■ EXERCISE AIM ■
In the entries below, filter for the word "heart" and copy every matching line.

[Excerpts from an interface dataset]
········

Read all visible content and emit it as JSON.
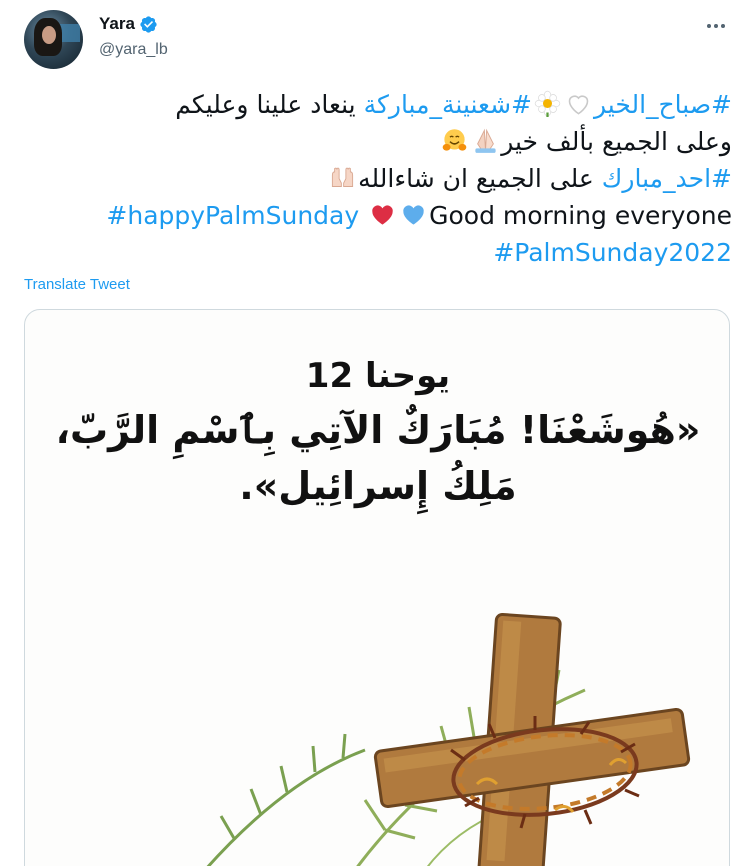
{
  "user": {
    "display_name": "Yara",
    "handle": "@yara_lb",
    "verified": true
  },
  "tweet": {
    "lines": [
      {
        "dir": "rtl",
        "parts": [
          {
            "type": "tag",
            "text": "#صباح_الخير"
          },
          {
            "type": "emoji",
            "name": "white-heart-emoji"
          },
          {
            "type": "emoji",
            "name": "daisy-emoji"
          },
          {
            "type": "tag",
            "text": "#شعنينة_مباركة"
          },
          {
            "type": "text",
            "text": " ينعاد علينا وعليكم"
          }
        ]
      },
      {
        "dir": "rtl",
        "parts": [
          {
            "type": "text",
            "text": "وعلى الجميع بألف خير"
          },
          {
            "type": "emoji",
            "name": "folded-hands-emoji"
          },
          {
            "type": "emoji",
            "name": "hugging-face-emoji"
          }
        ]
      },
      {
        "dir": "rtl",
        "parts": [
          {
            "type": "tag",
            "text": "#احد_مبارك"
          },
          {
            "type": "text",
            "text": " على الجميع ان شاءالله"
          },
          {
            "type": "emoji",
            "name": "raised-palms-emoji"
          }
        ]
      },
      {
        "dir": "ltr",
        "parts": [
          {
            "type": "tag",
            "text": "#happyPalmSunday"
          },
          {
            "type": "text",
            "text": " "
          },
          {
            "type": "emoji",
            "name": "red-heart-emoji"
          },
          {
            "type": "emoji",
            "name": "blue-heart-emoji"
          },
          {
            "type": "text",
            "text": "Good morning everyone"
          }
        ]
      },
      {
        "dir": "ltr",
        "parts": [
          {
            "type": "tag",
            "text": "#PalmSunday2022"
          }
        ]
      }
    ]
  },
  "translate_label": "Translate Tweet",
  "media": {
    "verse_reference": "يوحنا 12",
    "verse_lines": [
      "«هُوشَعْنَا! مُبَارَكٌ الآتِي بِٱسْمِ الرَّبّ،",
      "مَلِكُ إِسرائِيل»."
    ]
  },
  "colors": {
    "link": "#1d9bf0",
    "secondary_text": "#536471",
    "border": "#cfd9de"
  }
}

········

■ SOLUTION TO THIS TASK ■
            "name": "white-heart-emoji"
            "name": "red-heart-emoji"
            "name": "blue-heart-emoji"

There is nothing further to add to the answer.